→ WORK ORDER
Line by line, retype the material with nothing left out.

→ TASK DATA
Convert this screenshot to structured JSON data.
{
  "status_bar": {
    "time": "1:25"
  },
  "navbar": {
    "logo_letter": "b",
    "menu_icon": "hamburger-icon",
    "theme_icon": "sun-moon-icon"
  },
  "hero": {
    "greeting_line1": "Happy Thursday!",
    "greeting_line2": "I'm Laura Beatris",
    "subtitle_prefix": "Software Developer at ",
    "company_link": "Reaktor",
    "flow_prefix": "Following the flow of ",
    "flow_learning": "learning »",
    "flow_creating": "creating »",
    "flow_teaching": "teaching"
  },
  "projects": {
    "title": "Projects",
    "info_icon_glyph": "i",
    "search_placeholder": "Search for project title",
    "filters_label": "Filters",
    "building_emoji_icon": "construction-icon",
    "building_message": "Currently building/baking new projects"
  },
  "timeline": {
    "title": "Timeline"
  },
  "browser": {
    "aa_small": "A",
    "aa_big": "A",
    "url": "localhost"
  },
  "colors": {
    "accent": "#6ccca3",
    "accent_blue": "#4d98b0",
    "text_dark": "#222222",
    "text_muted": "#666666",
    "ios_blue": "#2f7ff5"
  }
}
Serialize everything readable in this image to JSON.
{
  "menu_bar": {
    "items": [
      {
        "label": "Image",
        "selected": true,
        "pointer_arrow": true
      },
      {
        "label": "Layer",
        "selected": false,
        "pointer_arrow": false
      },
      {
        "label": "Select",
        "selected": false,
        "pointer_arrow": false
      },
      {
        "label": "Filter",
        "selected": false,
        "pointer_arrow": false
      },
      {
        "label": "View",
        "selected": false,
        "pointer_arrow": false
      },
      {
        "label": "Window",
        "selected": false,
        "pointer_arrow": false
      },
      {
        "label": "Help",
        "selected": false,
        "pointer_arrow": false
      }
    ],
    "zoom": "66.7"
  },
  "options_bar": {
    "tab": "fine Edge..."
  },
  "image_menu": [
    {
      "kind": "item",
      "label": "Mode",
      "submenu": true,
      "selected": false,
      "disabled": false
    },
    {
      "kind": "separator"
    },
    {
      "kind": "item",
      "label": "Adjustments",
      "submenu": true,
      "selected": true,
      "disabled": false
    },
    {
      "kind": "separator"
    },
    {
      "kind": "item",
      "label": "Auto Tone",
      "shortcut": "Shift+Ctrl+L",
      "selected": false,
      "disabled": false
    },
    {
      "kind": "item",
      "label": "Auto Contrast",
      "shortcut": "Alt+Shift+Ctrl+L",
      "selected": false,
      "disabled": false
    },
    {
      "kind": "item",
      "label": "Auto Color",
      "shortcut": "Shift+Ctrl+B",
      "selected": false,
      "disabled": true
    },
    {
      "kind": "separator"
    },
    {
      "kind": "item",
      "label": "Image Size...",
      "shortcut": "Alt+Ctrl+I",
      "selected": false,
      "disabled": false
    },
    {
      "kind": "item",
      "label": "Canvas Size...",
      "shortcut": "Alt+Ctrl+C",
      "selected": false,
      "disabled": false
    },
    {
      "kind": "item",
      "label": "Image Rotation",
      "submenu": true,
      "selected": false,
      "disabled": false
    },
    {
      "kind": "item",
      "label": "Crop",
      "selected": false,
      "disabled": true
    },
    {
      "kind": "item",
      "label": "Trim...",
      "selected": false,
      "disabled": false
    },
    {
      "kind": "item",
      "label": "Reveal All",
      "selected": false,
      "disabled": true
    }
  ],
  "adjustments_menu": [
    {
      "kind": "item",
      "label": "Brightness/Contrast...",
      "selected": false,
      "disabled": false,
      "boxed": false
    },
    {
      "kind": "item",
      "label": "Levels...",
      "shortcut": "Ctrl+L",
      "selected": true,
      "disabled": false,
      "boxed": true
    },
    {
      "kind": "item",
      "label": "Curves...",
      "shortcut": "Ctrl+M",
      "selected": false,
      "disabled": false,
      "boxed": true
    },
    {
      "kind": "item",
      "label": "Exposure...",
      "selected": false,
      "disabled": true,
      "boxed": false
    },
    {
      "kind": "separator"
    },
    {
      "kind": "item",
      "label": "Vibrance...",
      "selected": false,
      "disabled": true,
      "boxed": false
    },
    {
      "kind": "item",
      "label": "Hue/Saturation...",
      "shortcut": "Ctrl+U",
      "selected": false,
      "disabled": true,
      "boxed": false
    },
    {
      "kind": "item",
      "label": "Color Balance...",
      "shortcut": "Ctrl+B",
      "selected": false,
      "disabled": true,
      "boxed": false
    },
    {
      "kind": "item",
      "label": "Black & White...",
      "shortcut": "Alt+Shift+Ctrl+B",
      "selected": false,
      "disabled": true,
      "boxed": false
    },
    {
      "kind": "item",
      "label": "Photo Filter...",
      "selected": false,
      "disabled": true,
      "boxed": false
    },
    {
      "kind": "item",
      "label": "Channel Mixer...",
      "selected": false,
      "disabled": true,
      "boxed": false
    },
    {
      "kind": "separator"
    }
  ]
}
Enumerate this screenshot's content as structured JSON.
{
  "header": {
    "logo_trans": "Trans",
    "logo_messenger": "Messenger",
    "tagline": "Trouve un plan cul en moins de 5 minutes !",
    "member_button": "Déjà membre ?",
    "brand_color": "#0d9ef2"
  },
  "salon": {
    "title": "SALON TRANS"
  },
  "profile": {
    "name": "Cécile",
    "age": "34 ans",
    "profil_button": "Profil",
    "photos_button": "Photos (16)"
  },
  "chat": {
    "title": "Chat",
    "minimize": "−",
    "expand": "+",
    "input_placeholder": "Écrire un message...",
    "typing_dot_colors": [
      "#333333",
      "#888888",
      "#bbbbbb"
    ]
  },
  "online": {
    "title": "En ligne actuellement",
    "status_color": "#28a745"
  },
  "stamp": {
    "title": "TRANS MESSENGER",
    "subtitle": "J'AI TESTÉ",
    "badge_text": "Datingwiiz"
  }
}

→ OUTPUT
Convert this screenshot to structured JSON data.
{
  "status_bar": {
    "time": "1:25"
  },
  "navbar": {
    "logo_letter": "b",
    "menu_icon": "hamburger-icon",
    "theme_icon": "sun-moon-icon"
  },
  "hero": {
    "greeting_line1": "Happy Thursday!",
    "greeting_line2": "I'm Laura Beatris",
    "subtitle_prefix": "Software Developer at ",
    "company_link": "Reaktor",
    "flow_prefix": "Following the flow of ",
    "flow_learning": "learning »",
    "flow_creating": "creating »",
    "flow_teaching": "teaching"
  },
  "projects": {
    "title": "Projects",
    "info_icon_glyph": "i",
    "search_placeholder": "Search for project title",
    "filters_label": "Filters",
    "building_emoji_icon": "construction-icon",
    "building_message": "Currently building/baking new projects"
  },
  "timeline": {
    "title": "Timeline"
  },
  "browser": {
    "aa_small": "A",
    "aa_big": "A",
    "url": "localhost"
  },
  "colors": {
    "accent": "#6ccca3",
    "accent_blue": "#4d98b0",
    "text_dark": "#222222",
    "text_muted": "#666666",
    "ios_blue": "#2f7ff5"
  }
}
Serialize everything readable in this image to JSON.
{
  "menu_bar": {
    "items": [
      {
        "label": "Image",
        "selected": true,
        "pointer_arrow": true
      },
      {
        "label": "Layer",
        "selected": false,
        "pointer_arrow": false
      },
      {
        "label": "Select",
        "selected": false,
        "pointer_arrow": false
      },
      {
        "label": "Filter",
        "selected": false,
        "pointer_arrow": false
      },
      {
        "label": "View",
        "selected": false,
        "pointer_arrow": false
      },
      {
        "label": "Window",
        "selected": false,
        "pointer_arrow": false
      },
      {
        "label": "Help",
        "selected": false,
        "pointer_arrow": false
      }
    ],
    "zoom": "66.7"
  },
  "options_bar": {
    "tab": "fine Edge..."
  },
  "image_menu": [
    {
      "kind": "item",
      "label": "Mode",
      "submenu": true,
      "selected": false,
      "disabled": false
    },
    {
      "kind": "separator"
    },
    {
      "kind": "item",
      "label": "Adjustments",
      "submenu": true,
      "selected": true,
      "disabled": false
    },
    {
      "kind": "separator"
    },
    {
      "kind": "item",
      "label": "Auto Tone",
      "shortcut": "Shift+Ctrl+L",
      "selected": false,
      "disabled": false
    },
    {
      "kind": "item",
      "label": "Auto Contrast",
      "shortcut": "Alt+Shift+Ctrl+L",
      "selected": false,
      "disabled": false
    },
    {
      "kind": "item",
      "label": "Auto Color",
      "shortcut": "Shift+Ctrl+B",
      "selected": false,
      "disabled": true
    },
    {
      "kind": "separator"
    },
    {
      "kind": "item",
      "label": "Image Size...",
      "shortcut": "Alt+Ctrl+I",
      "selected": false,
      "disabled": false
    },
    {
      "kind": "item",
      "label": "Canvas Size...",
      "shortcut": "Alt+Ctrl+C",
      "selected": false,
      "disabled": false
    },
    {
      "kind": "item",
      "label": "Image Rotation",
      "submenu": true,
      "selected": false,
      "disabled": false
    },
    {
      "kind": "item",
      "label": "Crop",
      "selected": false,
      "disabled": true
    },
    {
      "kind": "item",
      "label": "Trim...",
      "selected": false,
      "disabled": false
    },
    {
      "kind": "item",
      "label": "Reveal All",
      "selected": false,
      "disabled": true
    }
  ],
  "adjustments_menu": [
    {
      "kind": "item",
      "label": "Brightness/Contrast...",
      "selected": false,
      "disabled": false,
      "boxed": false
    },
    {
      "kind": "item",
      "label": "Levels...",
      "shortcut": "Ctrl+L",
      "selected": true,
      "disabled": false,
      "boxed": true
    },
    {
      "kind": "item",
      "label": "Curves...",
      "shortcut": "Ctrl+M",
      "selected": false,
      "disabled": false,
      "boxed": true
    },
    {
      "kind": "item",
      "label": "Exposure...",
      "selected": false,
      "disabled": true,
      "boxed": false
    },
    {
      "kind": "separator"
    },
    {
      "kind": "item",
      "label": "Vibrance...",
      "selected": false,
      "disabled": true,
      "boxed": false
    },
    {
      "kind": "item",
      "label": "Hue/Saturation...",
      "shortcut": "Ctrl+U",
      "selected": false,
      "disabled": true,
      "boxed": false
    },
    {
      "kind": "item",
      "label": "Color Balance...",
      "shortcut": "Ctrl+B",
      "selected": false,
      "disabled": true,
      "boxed": false
    },
    {
      "kind": "item",
      "label": "Black & White...",
      "shortcut": "Alt+Shift+Ctrl+B",
      "selected": false,
      "disabled": true,
      "boxed": false
    },
    {
      "kind": "item",
      "label": "Photo Filter...",
      "selected": false,
      "disabled": true,
      "boxed": false
    },
    {
      "kind": "item",
      "label": "Channel Mixer...",
      "selected": false,
      "disabled": true,
      "boxed": false
    },
    {
      "kind": "separator"
    }
  ]
}
Enumerate this screenshot's content as structured JSON.
{
  "header": {
    "logo_trans": "Trans",
    "logo_messenger": "Messenger",
    "tagline": "Trouve un plan cul en moins de 5 minutes !",
    "member_button": "Déjà membre ?",
    "brand_color": "#0d9ef2"
  },
  "salon": {
    "title": "SALON TRANS"
  },
  "profile": {
    "name": "Cécile",
    "age": "34 ans",
    "profil_button": "Profil",
    "photos_button": "Photos (16)"
  },
  "chat": {
    "title": "Chat",
    "minimize": "−",
    "expand": "+",
    "input_placeholder": "Écrire un message...",
    "typing_dot_colors": [
      "#333333",
      "#888888",
      "#bbbbbb"
    ]
  },
  "online": {
    "title": "En ligne actuellement",
    "status_color": "#28a745"
  },
  "stamp": {
    "title": "TRANS MESSENGER",
    "subtitle": "J'AI TESTÉ",
    "badge_text": "Datingwiiz"
  }
}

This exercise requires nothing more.